On Friday, Aug. 8, Milanov will conduct the festival’s free family concert, “The Composer is Dead,” back by popular demand. The child-centric evening features a musical setting of Lemony Snicket’s illustrations and story, narrated by Christopher Willard of the Backstage Theatre, along with other pieces of the conductor’s choosing.

“We always do a family concert, and it fell in his week,” said Olivia Grover, BMF marketing director. “He loves community service, and he loved the idea, so he jumped on it. It’s a big challenge to do narrative with a narrator and do it well.”

On Saturday, Aug. 9, Milanov dives deep into Americana, with selections including “Appalachian Spring,” by Aaron Copland, with the familiar Shaker hymn “‘Tis a Gift to be Simple.” He invited the internationally acclaimed, Iceland-based soprano Dissela Larusdottir, who regularly performs at The Metropolitan Opera in New York, to star in the evening. She will sing Barber’s “Knoxville: Summer of 1915” and Bernstein’s take on a bel canto aria in “Glitter and be Gay” from “Candide,” among others. Expect “vocal pyrotechnics,” Milanov said. The evening concludes with Mozart’s Symphony No. 41, also known as the “Jupiter Symphony.”

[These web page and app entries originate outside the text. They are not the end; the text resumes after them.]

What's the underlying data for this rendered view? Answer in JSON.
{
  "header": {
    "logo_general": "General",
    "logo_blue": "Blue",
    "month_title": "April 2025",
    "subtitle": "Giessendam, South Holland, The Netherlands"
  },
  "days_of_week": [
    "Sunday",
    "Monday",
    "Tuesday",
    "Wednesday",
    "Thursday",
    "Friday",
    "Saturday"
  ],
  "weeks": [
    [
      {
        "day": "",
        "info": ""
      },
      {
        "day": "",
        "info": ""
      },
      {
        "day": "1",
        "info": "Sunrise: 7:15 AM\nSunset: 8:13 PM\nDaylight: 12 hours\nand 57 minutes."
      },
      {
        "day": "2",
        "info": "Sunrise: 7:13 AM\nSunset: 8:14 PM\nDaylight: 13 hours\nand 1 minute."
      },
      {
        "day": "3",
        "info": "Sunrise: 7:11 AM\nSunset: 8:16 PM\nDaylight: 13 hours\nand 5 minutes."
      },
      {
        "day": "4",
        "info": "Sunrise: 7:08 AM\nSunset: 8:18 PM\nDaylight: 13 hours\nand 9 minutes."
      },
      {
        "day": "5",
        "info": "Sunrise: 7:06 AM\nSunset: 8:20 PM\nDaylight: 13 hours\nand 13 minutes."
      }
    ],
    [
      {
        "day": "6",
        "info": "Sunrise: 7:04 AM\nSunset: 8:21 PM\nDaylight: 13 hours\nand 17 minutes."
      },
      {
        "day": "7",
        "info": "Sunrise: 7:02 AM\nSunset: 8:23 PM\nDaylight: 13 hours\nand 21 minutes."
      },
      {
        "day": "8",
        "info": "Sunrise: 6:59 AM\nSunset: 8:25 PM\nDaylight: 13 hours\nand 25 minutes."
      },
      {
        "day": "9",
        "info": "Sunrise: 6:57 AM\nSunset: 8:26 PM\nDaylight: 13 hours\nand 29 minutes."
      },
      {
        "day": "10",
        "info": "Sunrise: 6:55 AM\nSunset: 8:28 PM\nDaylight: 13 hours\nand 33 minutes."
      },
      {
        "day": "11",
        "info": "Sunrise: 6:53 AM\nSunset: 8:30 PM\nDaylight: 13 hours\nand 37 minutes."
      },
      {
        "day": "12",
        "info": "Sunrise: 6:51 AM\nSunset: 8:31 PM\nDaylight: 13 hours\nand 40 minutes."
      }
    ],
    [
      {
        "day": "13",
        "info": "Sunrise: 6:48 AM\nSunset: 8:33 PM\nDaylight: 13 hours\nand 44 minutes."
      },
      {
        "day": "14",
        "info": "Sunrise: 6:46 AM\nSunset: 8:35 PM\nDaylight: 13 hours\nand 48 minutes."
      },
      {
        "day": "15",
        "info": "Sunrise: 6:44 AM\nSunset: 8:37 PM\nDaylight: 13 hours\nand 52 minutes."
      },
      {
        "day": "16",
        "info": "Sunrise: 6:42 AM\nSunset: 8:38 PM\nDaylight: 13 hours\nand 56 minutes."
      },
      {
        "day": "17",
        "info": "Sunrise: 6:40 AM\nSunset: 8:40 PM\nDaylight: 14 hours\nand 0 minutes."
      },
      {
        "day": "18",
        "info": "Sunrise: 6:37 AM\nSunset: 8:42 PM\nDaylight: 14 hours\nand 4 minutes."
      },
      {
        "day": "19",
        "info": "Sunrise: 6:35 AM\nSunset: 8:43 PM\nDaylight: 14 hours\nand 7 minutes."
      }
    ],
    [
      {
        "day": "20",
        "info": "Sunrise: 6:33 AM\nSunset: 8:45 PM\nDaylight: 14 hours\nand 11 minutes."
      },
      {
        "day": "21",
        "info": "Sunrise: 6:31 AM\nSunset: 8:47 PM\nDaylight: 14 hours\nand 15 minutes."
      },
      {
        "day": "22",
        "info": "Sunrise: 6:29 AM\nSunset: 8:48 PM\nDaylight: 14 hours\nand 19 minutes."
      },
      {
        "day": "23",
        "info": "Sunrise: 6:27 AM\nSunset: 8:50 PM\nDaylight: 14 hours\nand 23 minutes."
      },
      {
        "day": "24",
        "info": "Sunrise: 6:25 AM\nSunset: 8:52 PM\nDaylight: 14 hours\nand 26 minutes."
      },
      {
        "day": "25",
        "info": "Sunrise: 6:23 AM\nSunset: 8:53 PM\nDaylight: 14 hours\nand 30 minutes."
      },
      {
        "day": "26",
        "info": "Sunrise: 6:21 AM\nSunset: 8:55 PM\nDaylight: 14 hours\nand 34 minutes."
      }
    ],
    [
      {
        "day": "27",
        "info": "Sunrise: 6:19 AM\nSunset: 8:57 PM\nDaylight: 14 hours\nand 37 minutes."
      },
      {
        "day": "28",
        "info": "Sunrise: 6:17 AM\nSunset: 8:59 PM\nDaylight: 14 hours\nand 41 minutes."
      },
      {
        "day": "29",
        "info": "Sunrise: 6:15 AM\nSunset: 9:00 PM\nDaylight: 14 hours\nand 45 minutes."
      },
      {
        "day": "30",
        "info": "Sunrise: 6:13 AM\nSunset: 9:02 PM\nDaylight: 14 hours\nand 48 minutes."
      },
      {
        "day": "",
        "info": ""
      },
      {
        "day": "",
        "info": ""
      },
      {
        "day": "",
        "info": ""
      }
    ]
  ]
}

“He’s very international,” Kaufmann said of Milanov. “He conducts extensively in Europe and the United States. Even though he has embraced the complexity of music worldwide, one of the things he does seem to really enjoy is the music of this country.”

Outgoing conductor Gerhardt Zimmermann, who has led the Breckenridge Music Festival orchestra for the past 20 years, will take up the baton in four concerts, including “Scottish Fantasy & Schubert” on Friday, Aug. 15, and the festival’s closing night, “Gerhardt’s Favorites,” on Saturday, Aug. 16.

Throughout the summer, audiences are invited to weigh in on the conductor selection.

Erica Marciniec is a paid writer with the Breckenridge Music Festival.


Explore Related Articles

Trending in: News

The Summit Daily Updated Jul 1, 2014 02:23PM Published Jun 30, 2014 11:57AM Copyright 2014 The Summit Daily. All rights reserved. This material may not be published, broadcast, rewritten or redistributed.